• **What is needed**:
In full and without alteration, write out the data below.

Supplied records START

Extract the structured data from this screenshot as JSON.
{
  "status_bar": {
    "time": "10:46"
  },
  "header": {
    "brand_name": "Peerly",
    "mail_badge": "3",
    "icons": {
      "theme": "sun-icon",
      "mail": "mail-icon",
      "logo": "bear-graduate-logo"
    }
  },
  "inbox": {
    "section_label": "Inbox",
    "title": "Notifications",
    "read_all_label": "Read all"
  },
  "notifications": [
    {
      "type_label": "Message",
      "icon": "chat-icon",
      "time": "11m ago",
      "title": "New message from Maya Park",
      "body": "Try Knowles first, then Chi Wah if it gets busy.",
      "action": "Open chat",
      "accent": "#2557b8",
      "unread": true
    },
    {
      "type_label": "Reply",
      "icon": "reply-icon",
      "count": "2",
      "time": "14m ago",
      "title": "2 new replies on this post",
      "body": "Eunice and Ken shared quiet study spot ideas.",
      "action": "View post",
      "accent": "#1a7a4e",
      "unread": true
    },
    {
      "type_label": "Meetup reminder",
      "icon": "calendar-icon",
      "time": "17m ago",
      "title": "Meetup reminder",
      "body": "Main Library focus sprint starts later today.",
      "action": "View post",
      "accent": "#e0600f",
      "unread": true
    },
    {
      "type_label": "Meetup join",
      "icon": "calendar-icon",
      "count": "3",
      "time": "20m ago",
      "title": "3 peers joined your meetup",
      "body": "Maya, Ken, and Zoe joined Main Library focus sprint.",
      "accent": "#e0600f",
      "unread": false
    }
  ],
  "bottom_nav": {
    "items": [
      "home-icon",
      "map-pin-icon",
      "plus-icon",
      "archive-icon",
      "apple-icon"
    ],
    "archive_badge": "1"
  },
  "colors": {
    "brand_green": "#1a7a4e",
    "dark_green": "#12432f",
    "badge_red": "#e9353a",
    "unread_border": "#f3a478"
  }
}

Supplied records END

• **Answer to the problem**:
Extract the structured data from this screenshot as JSON.
{
  "status_bar": {
    "time": "10:46"
  },
  "header": {
    "brand_name": "Peerly",
    "mail_badge": "3",
    "icons": {
      "theme": "sun-icon",
      "mail": "mail-icon",
      "logo": "bear-graduate-logo"
    }
  },
  "inbox": {
    "section_label": "Inbox",
    "title": "Notifications",
    "read_all_label": "Read all"
  },
  "notifications": [
    {
      "type_label": "Message",
      "icon": "chat-icon",
      "time": "11m ago",
      "title": "New message from Maya Park",
      "body": "Try Knowles first, then Chi Wah if it gets busy.",
      "action": "Open chat",
      "accent": "#2557b8",
      "unread": true
    },
    {
      "type_label": "Reply",
      "icon": "reply-icon",
      "count": "2",
      "time": "14m ago",
      "title": "2 new replies on this post",
      "body": "Eunice and Ken shared quiet study spot ideas.",
      "action": "View post",
      "accent": "#1a7a4e",
      "unread": true
    },
    {
      "type_label": "Meetup reminder",
      "icon": "calendar-icon",
      "time": "17m ago",
      "title": "Meetup reminder",
      "body": "Main Library focus sprint starts later today.",
      "action": "View post",
      "accent": "#e0600f",
      "unread": true
    },
    {
      "type_label": "Meetup join",
      "icon": "calendar-icon",
      "count": "3",
      "time": "20m ago",
      "title": "3 peers joined your meetup",
      "body": "Maya, Ken, and Zoe joined Main Library focus sprint.",
      "accent": "#e0600f",
      "unread": false
    }
  ],
  "bottom_nav": {
    "items": [
      "home-icon",
      "map-pin-icon",
      "plus-icon",
      "archive-icon",
      "apple-icon"
    ],
    "archive_badge": "1"
  },
  "colors": {
    "brand_green": "#1a7a4e",
    "dark_green": "#12432f",
    "badge_red": "#e9353a",
    "unread_border": "#f3a478"
  }
}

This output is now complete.